We hope to change the culture to include accessibility in Washington State. It doesn’t necessarily matter how many people are going to use a system or product, except possibly for prioritization. All IT should eventually be made as accessible as possible. The Office of the Chief Information Officer (OCIO) will not be auditing to determine if all waivers are submitted.

Is the waiver form available now?

Yes, on the Office of the CIO website

Will everything have to have a waiver?

I would prefer that waivers be used to test products for accessibility and to find out what isn’t accessible. If you know a vendor is working on something, put that in a waiver. The waiver should include a plan for improving accessibility. The waiver is not a punishment, but rather an opportunity to discuss these accessibility options.

How will we get vendors to create more accessible products, especially if a specific vendor is the only one who makes a specific technology?

We are writing a statement to be used when communicating with vendors about accessibility. If something cannot be made accessible right away, look at making accommodations for the current product, then ask the vendor to provide a more accessible product by a specific deadline.

All software purchasers should be included in the policy for buying accessible software. If a purchaser doesn’t realize the ramifications for inaccessibility, or even how to tell if something is inaccessible, they won’t change their approach.

Is there a shared resource for finding accessible vendors and software?

There are some lists out there, but there is certainly room for a bigger database or shared resource including the accessibility information of all software products.

Where do we start and what should we prioritize?

From a legal standpoint, we should start with technology for which there have been accessibility complaints. Next we should focus on human resources software and software accessed by the public. The initial plan should cover all current high priority products, but also be a working document that can be expanded. You should also look for low-hanging fruit. It’s easier to train or contract for others to create accessible websites, PDFs, and videos, so that may be a good place to start as well.

Are hardware and equipment rentals included in Policy #188?

Policy #188 only looks at software. However, the ADA covers hardware and other IT and campus accessibility.

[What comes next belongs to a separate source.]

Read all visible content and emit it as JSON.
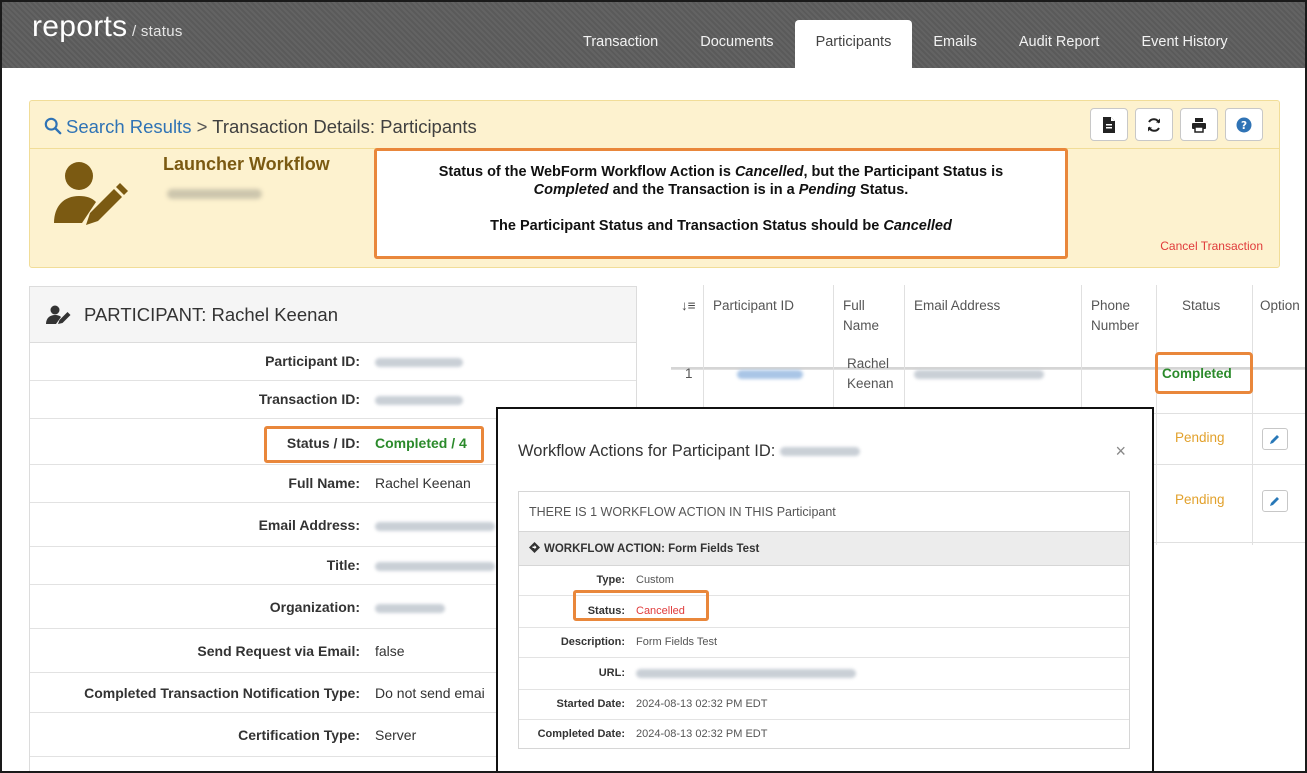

What are the repercussions for not following Policy #188?

The outcome is that your school won’t meet a state standard, which could have repercussions.

What is an example of an accessible software that could be used to showcase accessibility?

It’s rare that an application fully complies with Web Content Accessibility Guidelines (WCAG) 2.0 guidelines. Accessibility is not a switch that can just be turned on and off. Accessibility is a spectrum, with software lying somewhere on that spectrum.

Policy #188 seems to be a risk management tool—if I bring this forward to some faculty, how do I prevent them from just scrapping entire projects to remove the risk? How do we go about talking to the administration about this policy?

Policy #188 will change the culture with respect to IT accessibility. Companies put out new updates and software on a regular basis. They are constantly taking feedback about technology and making changes in new updates. This is a good model to follow, with accessibility in a constant conversation between the user and the producer. We want to constantly be making products more usable. There will always be conflicts between accessibility, availability, and quick turn around. 

And remember—it isn’t just you in this room taking this on. There are allies across your institution. There are allies across the nation. And we can all collaborate, find resources, and work together to make all of our tools, equipment, and spaces as accessible as possible.